_Provided records_:
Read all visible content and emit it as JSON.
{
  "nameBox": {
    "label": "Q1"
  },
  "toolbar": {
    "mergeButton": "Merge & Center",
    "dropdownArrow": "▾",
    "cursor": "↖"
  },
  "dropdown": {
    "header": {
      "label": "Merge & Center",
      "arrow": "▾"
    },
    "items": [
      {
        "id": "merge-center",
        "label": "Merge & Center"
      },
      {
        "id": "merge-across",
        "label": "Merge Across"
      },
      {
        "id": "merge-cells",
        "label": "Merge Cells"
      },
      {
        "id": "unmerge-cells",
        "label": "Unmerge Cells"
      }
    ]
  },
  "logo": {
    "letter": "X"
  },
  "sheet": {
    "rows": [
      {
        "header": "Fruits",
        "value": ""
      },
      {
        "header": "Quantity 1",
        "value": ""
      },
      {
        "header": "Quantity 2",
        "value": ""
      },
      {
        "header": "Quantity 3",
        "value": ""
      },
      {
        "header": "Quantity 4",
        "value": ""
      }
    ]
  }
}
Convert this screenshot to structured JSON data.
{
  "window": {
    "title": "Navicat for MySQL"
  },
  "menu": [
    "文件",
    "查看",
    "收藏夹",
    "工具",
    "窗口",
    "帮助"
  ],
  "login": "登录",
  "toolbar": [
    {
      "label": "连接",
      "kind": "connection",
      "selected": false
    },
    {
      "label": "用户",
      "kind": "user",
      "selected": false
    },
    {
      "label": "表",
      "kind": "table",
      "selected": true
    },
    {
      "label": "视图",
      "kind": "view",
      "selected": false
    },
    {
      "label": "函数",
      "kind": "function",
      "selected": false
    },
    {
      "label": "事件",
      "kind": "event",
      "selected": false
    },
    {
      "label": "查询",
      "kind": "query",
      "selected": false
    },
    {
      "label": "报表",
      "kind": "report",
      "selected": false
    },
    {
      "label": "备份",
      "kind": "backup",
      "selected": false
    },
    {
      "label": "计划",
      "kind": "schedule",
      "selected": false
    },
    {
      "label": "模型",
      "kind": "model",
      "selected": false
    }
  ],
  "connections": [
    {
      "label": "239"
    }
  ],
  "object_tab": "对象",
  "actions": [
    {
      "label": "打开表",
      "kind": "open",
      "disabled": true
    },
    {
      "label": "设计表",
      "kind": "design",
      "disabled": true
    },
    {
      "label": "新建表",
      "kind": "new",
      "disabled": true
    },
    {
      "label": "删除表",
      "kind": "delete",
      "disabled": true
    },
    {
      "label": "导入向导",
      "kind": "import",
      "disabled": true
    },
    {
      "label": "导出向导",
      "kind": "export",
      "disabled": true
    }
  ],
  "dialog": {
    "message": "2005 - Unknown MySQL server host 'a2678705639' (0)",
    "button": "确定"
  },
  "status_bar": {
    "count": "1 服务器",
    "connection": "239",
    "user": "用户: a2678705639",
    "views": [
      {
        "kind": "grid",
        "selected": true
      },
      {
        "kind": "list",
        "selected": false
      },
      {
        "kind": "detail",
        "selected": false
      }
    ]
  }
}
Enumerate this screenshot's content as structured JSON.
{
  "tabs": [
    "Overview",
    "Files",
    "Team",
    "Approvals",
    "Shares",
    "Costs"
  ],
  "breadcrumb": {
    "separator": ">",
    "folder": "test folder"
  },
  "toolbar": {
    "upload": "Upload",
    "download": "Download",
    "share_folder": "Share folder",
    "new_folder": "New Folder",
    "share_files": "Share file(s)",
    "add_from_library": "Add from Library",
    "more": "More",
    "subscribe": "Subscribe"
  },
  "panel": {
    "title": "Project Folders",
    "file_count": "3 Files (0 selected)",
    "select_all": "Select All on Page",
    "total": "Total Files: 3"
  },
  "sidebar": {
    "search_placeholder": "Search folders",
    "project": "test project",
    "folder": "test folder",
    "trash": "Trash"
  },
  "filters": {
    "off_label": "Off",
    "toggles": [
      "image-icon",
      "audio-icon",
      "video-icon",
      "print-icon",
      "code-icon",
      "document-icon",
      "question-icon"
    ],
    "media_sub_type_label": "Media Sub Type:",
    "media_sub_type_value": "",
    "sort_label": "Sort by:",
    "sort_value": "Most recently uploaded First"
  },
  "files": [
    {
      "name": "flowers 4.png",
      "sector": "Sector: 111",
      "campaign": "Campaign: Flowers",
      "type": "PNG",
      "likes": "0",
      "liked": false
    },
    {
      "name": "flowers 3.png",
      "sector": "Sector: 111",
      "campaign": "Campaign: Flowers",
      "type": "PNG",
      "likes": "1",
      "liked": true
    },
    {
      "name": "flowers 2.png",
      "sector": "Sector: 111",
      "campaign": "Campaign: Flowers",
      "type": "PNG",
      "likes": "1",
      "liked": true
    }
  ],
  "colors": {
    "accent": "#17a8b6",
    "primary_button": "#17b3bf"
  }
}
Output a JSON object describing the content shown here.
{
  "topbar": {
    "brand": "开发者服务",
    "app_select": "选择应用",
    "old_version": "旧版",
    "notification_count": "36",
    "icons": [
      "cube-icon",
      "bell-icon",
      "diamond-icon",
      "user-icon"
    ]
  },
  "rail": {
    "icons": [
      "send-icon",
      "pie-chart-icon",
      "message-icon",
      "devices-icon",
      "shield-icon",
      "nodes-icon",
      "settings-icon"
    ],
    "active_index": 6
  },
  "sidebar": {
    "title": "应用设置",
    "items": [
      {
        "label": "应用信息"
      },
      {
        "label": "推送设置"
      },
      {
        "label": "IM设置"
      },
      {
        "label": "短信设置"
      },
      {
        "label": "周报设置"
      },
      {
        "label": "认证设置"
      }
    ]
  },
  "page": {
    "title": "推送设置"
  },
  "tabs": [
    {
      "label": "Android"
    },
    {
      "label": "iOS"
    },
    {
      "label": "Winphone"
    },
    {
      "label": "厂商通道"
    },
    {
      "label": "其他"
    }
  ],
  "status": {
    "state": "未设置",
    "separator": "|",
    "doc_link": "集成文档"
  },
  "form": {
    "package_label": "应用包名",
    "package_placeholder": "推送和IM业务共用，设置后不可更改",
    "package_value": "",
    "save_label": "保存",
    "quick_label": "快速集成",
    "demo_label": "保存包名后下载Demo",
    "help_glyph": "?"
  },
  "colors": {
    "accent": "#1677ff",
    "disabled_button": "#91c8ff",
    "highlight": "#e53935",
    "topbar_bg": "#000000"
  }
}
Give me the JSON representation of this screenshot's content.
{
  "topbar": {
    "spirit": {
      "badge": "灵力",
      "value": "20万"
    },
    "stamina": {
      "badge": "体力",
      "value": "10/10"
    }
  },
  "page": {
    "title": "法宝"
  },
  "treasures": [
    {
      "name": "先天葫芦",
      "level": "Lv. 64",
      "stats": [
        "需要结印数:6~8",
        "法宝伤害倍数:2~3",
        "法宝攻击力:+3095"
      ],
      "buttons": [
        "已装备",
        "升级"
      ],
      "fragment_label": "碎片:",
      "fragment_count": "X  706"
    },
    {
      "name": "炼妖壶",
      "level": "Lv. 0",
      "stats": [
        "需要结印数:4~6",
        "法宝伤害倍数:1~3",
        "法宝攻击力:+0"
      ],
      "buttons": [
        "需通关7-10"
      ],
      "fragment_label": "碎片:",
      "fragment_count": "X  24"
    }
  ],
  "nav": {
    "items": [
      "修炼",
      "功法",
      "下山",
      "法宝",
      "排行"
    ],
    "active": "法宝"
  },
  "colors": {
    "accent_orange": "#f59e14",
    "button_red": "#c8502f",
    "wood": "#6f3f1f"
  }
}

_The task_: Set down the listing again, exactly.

_Output_:
Read all visible content and emit it as JSON.
{
  "nameBox": {
    "label": "Q1"
  },
  "toolbar": {
    "mergeButton": "Merge & Center",
    "dropdownArrow": "▾",
    "cursor": "↖"
  },
  "dropdown": {
    "header": {
      "label": "Merge & Center",
      "arrow": "▾"
    },
    "items": [
      {
        "id": "merge-center",
        "label": "Merge & Center"
      },
      {
        "id": "merge-across",
        "label": "Merge Across"
      },
      {
        "id": "merge-cells",
        "label": "Merge Cells"
      },
      {
        "id": "unmerge-cells",
        "label": "Unmerge Cells"
      }
    ]
  },
  "logo": {
    "letter": "X"
  },
  "sheet": {
    "rows": [
      {
        "header": "Fruits",
        "value": ""
      },
      {
        "header": "Quantity 1",
        "value": ""
      },
      {
        "header": "Quantity 2",
        "value": ""
      },
      {
        "header": "Quantity 3",
        "value": ""
      },
      {
        "header": "Quantity 4",
        "value": ""
      }
    ]
  }
}
Convert this screenshot to structured JSON data.
{
  "window": {
    "title": "Navicat for MySQL"
  },
  "menu": [
    "文件",
    "查看",
    "收藏夹",
    "工具",
    "窗口",
    "帮助"
  ],
  "login": "登录",
  "toolbar": [
    {
      "label": "连接",
      "kind": "connection",
      "selected": false
    },
    {
      "label": "用户",
      "kind": "user",
      "selected": false
    },
    {
      "label": "表",
      "kind": "table",
      "selected": true
    },
    {
      "label": "视图",
      "kind": "view",
      "selected": false
    },
    {
      "label": "函数",
      "kind": "function",
      "selected": false
    },
    {
      "label": "事件",
      "kind": "event",
      "selected": false
    },
    {
      "label": "查询",
      "kind": "query",
      "selected": false
    },
    {
      "label": "报表",
      "kind": "report",
      "selected": false
    },
    {
      "label": "备份",
      "kind": "backup",
      "selected": false
    },
    {
      "label": "计划",
      "kind": "schedule",
      "selected": false
    },
    {
      "label": "模型",
      "kind": "model",
      "selected": false
    }
  ],
  "connections": [
    {
      "label": "239"
    }
  ],
  "object_tab": "对象",
  "actions": [
    {
      "label": "打开表",
      "kind": "open",
      "disabled": true
    },
    {
      "label": "设计表",
      "kind": "design",
      "disabled": true
    },
    {
      "label": "新建表",
      "kind": "new",
      "disabled": true
    },
    {
      "label": "删除表",
      "kind": "delete",
      "disabled": true
    },
    {
      "label": "导入向导",
      "kind": "import",
      "disabled": true
    },
    {
      "label": "导出向导",
      "kind": "export",
      "disabled": true
    }
  ],
  "dialog": {
    "message": "2005 - Unknown MySQL server host 'a2678705639' (0)",
    "button": "确定"
  },
  "status_bar": {
    "count": "1 服务器",
    "connection": "239",
    "user": "用户: a2678705639",
    "views": [
      {
        "kind": "grid",
        "selected": true
      },
      {
        "kind": "list",
        "selected": false
      },
      {
        "kind": "detail",
        "selected": false
      }
    ]
  }
}
Enumerate this screenshot's content as structured JSON.
{
  "tabs": [
    "Overview",
    "Files",
    "Team",
    "Approvals",
    "Shares",
    "Costs"
  ],
  "breadcrumb": {
    "separator": ">",
    "folder": "test folder"
  },
  "toolbar": {
    "upload": "Upload",
    "download": "Download",
    "share_folder": "Share folder",
    "new_folder": "New Folder",
    "share_files": "Share file(s)",
    "add_from_library": "Add from Library",
    "more": "More",
    "subscribe": "Subscribe"
  },
  "panel": {
    "title": "Project Folders",
    "file_count": "3 Files (0 selected)",
    "select_all": "Select All on Page",
    "total": "Total Files: 3"
  },
  "sidebar": {
    "search_placeholder": "Search folders",
    "project": "test project",
    "folder": "test folder",
    "trash": "Trash"
  },
  "filters": {
    "off_label": "Off",
    "toggles": [
      "image-icon",
      "audio-icon",
      "video-icon",
      "print-icon",
      "code-icon",
      "document-icon",
      "question-icon"
    ],
    "media_sub_type_label": "Media Sub Type:",
    "media_sub_type_value": "",
    "sort_label": "Sort by:",
    "sort_value": "Most recently uploaded First"
  },
  "files": [
    {
      "name": "flowers 4.png",
      "sector": "Sector: 111",
      "campaign": "Campaign: Flowers",
      "type": "PNG",
      "likes": "0",
      "liked": false
    },
    {
      "name": "flowers 3.png",
      "sector": "Sector: 111",
      "campaign": "Campaign: Flowers",
      "type": "PNG",
      "likes": "1",
      "liked": true
    },
    {
      "name": "flowers 2.png",
      "sector": "Sector: 111",
      "campaign": "Campaign: Flowers",
      "type": "PNG",
      "likes": "1",
      "liked": true
    }
  ],
  "colors": {
    "accent": "#17a8b6",
    "primary_button": "#17b3bf"
  }
}
Output a JSON object describing the content shown here.
{
  "topbar": {
    "brand": "开发者服务",
    "app_select": "选择应用",
    "old_version": "旧版",
    "notification_count": "36",
    "icons": [
      "cube-icon",
      "bell-icon",
      "diamond-icon",
      "user-icon"
    ]
  },
  "rail": {
    "icons": [
      "send-icon",
      "pie-chart-icon",
      "message-icon",
      "devices-icon",
      "shield-icon",
      "nodes-icon",
      "settings-icon"
    ],
    "active_index": 6
  },
  "sidebar": {
    "title": "应用设置",
    "items": [
      {
        "label": "应用信息"
      },
      {
        "label": "推送设置"
      },
      {
        "label": "IM设置"
      },
      {
        "label": "短信设置"
      },
      {
        "label": "周报设置"
      },
      {
        "label": "认证设置"
      }
    ]
  },
  "page": {
    "title": "推送设置"
  },
  "tabs": [
    {
      "label": "Android"
    },
    {
      "label": "iOS"
    },
    {
      "label": "Winphone"
    },
    {
      "label": "厂商通道"
    },
    {
      "label": "其他"
    }
  ],
  "status": {
    "state": "未设置",
    "separator": "|",
    "doc_link": "集成文档"
  },
  "form": {
    "package_label": "应用包名",
    "package_placeholder": "推送和IM业务共用，设置后不可更改",
    "package_value": "",
    "save_label": "保存",
    "quick_label": "快速集成",
    "demo_label": "保存包名后下载Demo",
    "help_glyph": "?"
  },
  "colors": {
    "accent": "#1677ff",
    "disabled_button": "#91c8ff",
    "highlight": "#e53935",
    "topbar_bg": "#000000"
  }
}
Give me the JSON representation of this screenshot's content.
{
  "topbar": {
    "spirit": {
      "badge": "灵力",
      "value": "20万"
    },
    "stamina": {
      "badge": "体力",
      "value": "10/10"
    }
  },
  "page": {
    "title": "法宝"
  },
  "treasures": [
    {
      "name": "先天葫芦",
      "level": "Lv. 64",
      "stats": [
        "需要结印数:6~8",
        "法宝伤害倍数:2~3",
        "法宝攻击力:+3095"
      ],
      "buttons": [
        "已装备",
        "升级"
      ],
      "fragment_label": "碎片:",
      "fragment_count": "X  706"
    },
    {
      "name": "炼妖壶",
      "level": "Lv. 0",
      "stats": [
        "需要结印数:4~6",
        "法宝伤害倍数:1~3",
        "法宝攻击力:+0"
      ],
      "buttons": [
        "需通关7-10"
      ],
      "fragment_label": "碎片:",
      "fragment_count": "X  24"
    }
  ],
  "nav": {
    "items": [
      "修炼",
      "功法",
      "下山",
      "法宝",
      "排行"
    ],
    "active": "法宝"
  },
  "colors": {
    "accent_orange": "#f59e14",
    "button_red": "#c8502f",
    "wood": "#6f3f1f"
  }
}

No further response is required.